Why Shipping Container Shortages Will Persist in 2022
Production delays and a surge in demand led to a significant increase in shipping prices due to shipping container shortages. Here’s what you need to know.
Shipping container shortages due to the pandemic are leading to a surge in shipping pricing that’s expected to continue throughout 2022. While this isn’t good news for customers looking to ship their products, it’s important to understand why shortages are happening and how the pandemic affected the price increases.
How lockdowns affected the supply chain
As Covid-19 cases surged at the beginning of the pandemic, global lockdowns were implemented, closing down most countries’ economies. While shipping containers were still available (about 180 million, to be exact), they were unable to be shipped due to these lockdowns.
Orders for new containers were canceled early in the pandemic. Now, as demand has significantly increased, shipping container manufacturers in China have scrambled to catch up, only producing about 2-3 weeks of supply at a time.
Lack of container manufacturers led to surging prices
When trying to understand why shipping has become so expensive, it’s important to note that only three Chinese companies produce 80% of the world’s shipping containers. While high demand often means higher prices, there’s also the issue of containers simply not being manufactured quickly enough, which only exacerbates the shipping container shortage.
This explains why a new container reached a high of $3,500 per cost equivalent unit (CEU) in 2021, compared to the price in early 2020 ($1,800 CEU) and in late 2020 ($2,500).

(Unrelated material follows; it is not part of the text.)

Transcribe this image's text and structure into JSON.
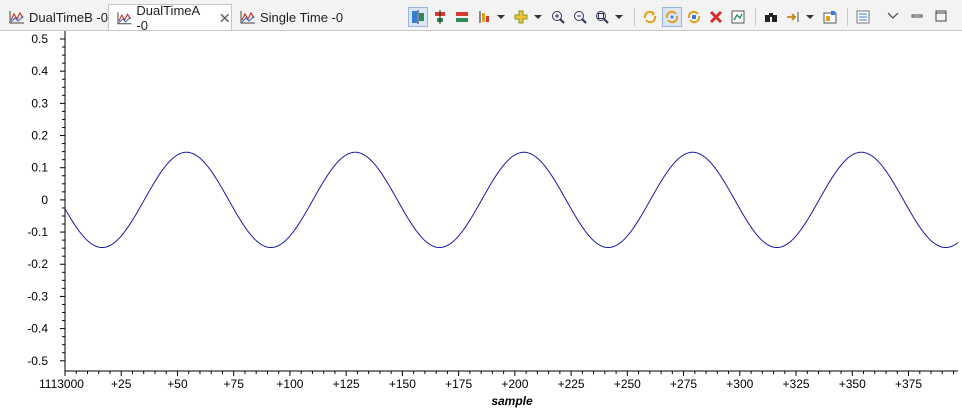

The prices of used containers also increased due to demand – and nearly doubled – from $1,299 CEU in November of 2020 to $2,521 in March of 2021.
This increase is due to the difficulty of finding a used container because of shipping delays. Many are stuck in inland depots, cargo ports or onboard vessels that have been held up.
How the Suez Canal crisis affected container pricing
Production issues aren’t the only driver of container shortages. The Suez Canal accident in March 2021, when a shipping vessel blocked the waterway for a week, caused a huge shipping bottleneck. This was especially detrimental because about 12 % of the world’s trade goes through the canal. The trade delays caused by the accident cost companies about $2.2-$3.9 billion internationally. This situation also made it more difficult to find used shipping containers, as they were tied up in the delay.
Covid cases further delayed container production
As countries like China faced spiking Covid cases in 2020 and 2021, production of containers had to be further delayed. These delays not only affected waiting time at ports, but it also led to more difficulties in meeting demand, which led to increased prices.
Not over yet
As container manufacturers work to meet growing demand and mitigate shipping container shortages, ING said that prices will likely remain high until at least 2023. Learn how Ship North America can help you meet your shipping needs, even during these problematic times.